Could you repeat every entry below word for word, leaving out the pictures?
═════ Data to process
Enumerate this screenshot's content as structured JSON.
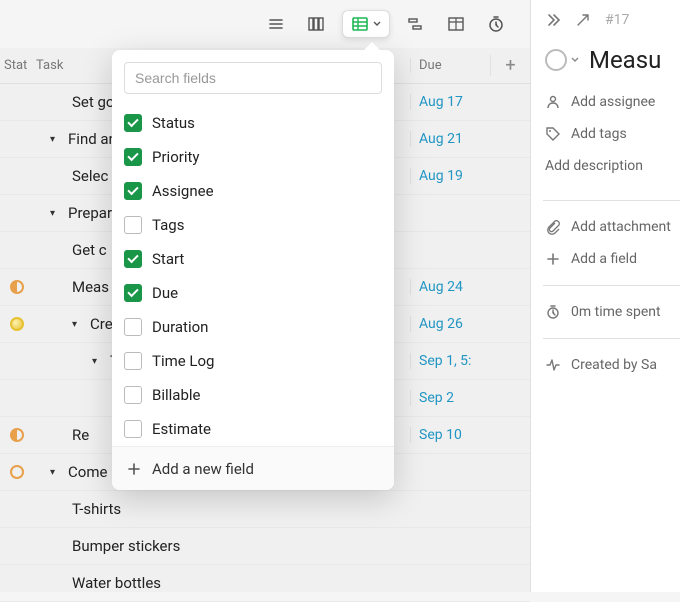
{
  "toolbar": {
    "icons": [
      "list-icon",
      "board-icon",
      "sheet-icon",
      "timeline-icon",
      "table-icon",
      "timer-icon"
    ]
  },
  "columns": {
    "stat": "Stat",
    "task": "Task",
    "due": "Due"
  },
  "tasks": [
    {
      "status": "",
      "title": "Set goal",
      "due": "Aug 17",
      "indent": 1,
      "caret": false
    },
    {
      "status": "",
      "title": "Find and",
      "due": "Aug 21",
      "indent": 0,
      "caret": true
    },
    {
      "status": "",
      "title": "Selec",
      "due": "Aug 19",
      "indent": 1,
      "caret": false
    },
    {
      "status": "",
      "title": "Preparati",
      "due": "",
      "indent": 0,
      "caret": true
    },
    {
      "status": "",
      "title": "Get c",
      "due": "",
      "indent": 1,
      "caret": false
    },
    {
      "status": "half-orange",
      "title": "Meas",
      "due": "Aug 24",
      "indent": 1,
      "caret": false
    },
    {
      "status": "full-yellow",
      "title": "Creat",
      "due": "Aug 26",
      "indent": 1,
      "caret": true
    },
    {
      "status": "",
      "title": "Ti",
      "due": "Sep 1, 5:",
      "indent": 2,
      "caret": true
    },
    {
      "status": "",
      "title": "",
      "due": "Sep 2",
      "indent": 2,
      "caret": false
    },
    {
      "status": "half-orange",
      "title": "Re",
      "due": "Sep 10",
      "indent": 1,
      "caret": false
    },
    {
      "status": "ring-orange",
      "title": "Come up",
      "due": "",
      "indent": 0,
      "caret": true
    },
    {
      "status": "",
      "title": "T-shirts",
      "due": "",
      "indent": 1,
      "caret": false
    },
    {
      "status": "",
      "title": "Bumper stickers",
      "due": "",
      "indent": 1,
      "caret": false
    },
    {
      "status": "",
      "title": "Water bottles",
      "due": "",
      "indent": 1,
      "caret": false
    }
  ],
  "dropdown": {
    "search_placeholder": "Search fields",
    "fields": [
      {
        "label": "Status",
        "checked": true
      },
      {
        "label": "Priority",
        "checked": true
      },
      {
        "label": "Assignee",
        "checked": true
      },
      {
        "label": "Tags",
        "checked": false
      },
      {
        "label": "Start",
        "checked": true
      },
      {
        "label": "Due",
        "checked": true
      },
      {
        "label": "Duration",
        "checked": false
      },
      {
        "label": "Time Log",
        "checked": false
      },
      {
        "label": "Billable",
        "checked": false
      },
      {
        "label": "Estimate",
        "checked": false
      }
    ],
    "add_new": "Add a new field"
  },
  "sidebar": {
    "breadcrumb_id": "#17",
    "title": "Measu",
    "assignee": "Add assignee",
    "tags": "Add tags",
    "description": "Add description",
    "attachment": "Add attachment",
    "add_field": "Add a field",
    "time_spent": "0m time spent",
    "created_by": "Created by Sa"
  }
}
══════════
**Output for this exercise**
Enumerate this screenshot's content as structured JSON.
{
  "toolbar": {
    "icons": [
      "list-icon",
      "board-icon",
      "sheet-icon",
      "timeline-icon",
      "table-icon",
      "timer-icon"
    ]
  },
  "columns": {
    "stat": "Stat",
    "task": "Task",
    "due": "Due"
  },
  "tasks": [
    {
      "status": "",
      "title": "Set goal",
      "due": "Aug 17",
      "indent": 1,
      "caret": false
    },
    {
      "status": "",
      "title": "Find and",
      "due": "Aug 21",
      "indent": 0,
      "caret": true
    },
    {
      "status": "",
      "title": "Selec",
      "due": "Aug 19",
      "indent": 1,
      "caret": false
    },
    {
      "status": "",
      "title": "Preparati",
      "due": "",
      "indent": 0,
      "caret": true
    },
    {
      "status": "",
      "title": "Get c",
      "due": "",
      "indent": 1,
      "caret": false
    },
    {
      "status": "half-orange",
      "title": "Meas",
      "due": "Aug 24",
      "indent": 1,
      "caret": false
    },
    {
      "status": "full-yellow",
      "title": "Creat",
      "due": "Aug 26",
      "indent": 1,
      "caret": true
    },
    {
      "status": "",
      "title": "Ti",
      "due": "Sep 1, 5:",
      "indent": 2,
      "caret": true
    },
    {
      "status": "",
      "title": "",
      "due": "Sep 2",
      "indent": 2,
      "caret": false
    },
    {
      "status": "half-orange",
      "title": "Re",
      "due": "Sep 10",
      "indent": 1,
      "caret": false
    },
    {
      "status": "ring-orange",
      "title": "Come up",
      "due": "",
      "indent": 0,
      "caret": true
    },
    {
      "status": "",
      "title": "T-shirts",
      "due": "",
      "indent": 1,
      "caret": false
    },
    {
      "status": "",
      "title": "Bumper stickers",
      "due": "",
      "indent": 1,
      "caret": false
    },
    {
      "status": "",
      "title": "Water bottles",
      "due": "",
      "indent": 1,
      "caret": false
    }
  ],
  "dropdown": {
    "search_placeholder": "Search fields",
    "fields": [
      {
        "label": "Status",
        "checked": true
      },
      {
        "label": "Priority",
        "checked": true
      },
      {
        "label": "Assignee",
        "checked": true
      },
      {
        "label": "Tags",
        "checked": false
      },
      {
        "label": "Start",
        "checked": true
      },
      {
        "label": "Due",
        "checked": true
      },
      {
        "label": "Duration",
        "checked": false
      },
      {
        "label": "Time Log",
        "checked": false
      },
      {
        "label": "Billable",
        "checked": false
      },
      {
        "label": "Estimate",
        "checked": false
      }
    ],
    "add_new": "Add a new field"
  },
  "sidebar": {
    "breadcrumb_id": "#17",
    "title": "Measu",
    "assignee": "Add assignee",
    "tags": "Add tags",
    "description": "Add description",
    "attachment": "Add attachment",
    "add_field": "Add a field",
    "time_spent": "0m time spent",
    "created_by": "Created by Sa"
  }
}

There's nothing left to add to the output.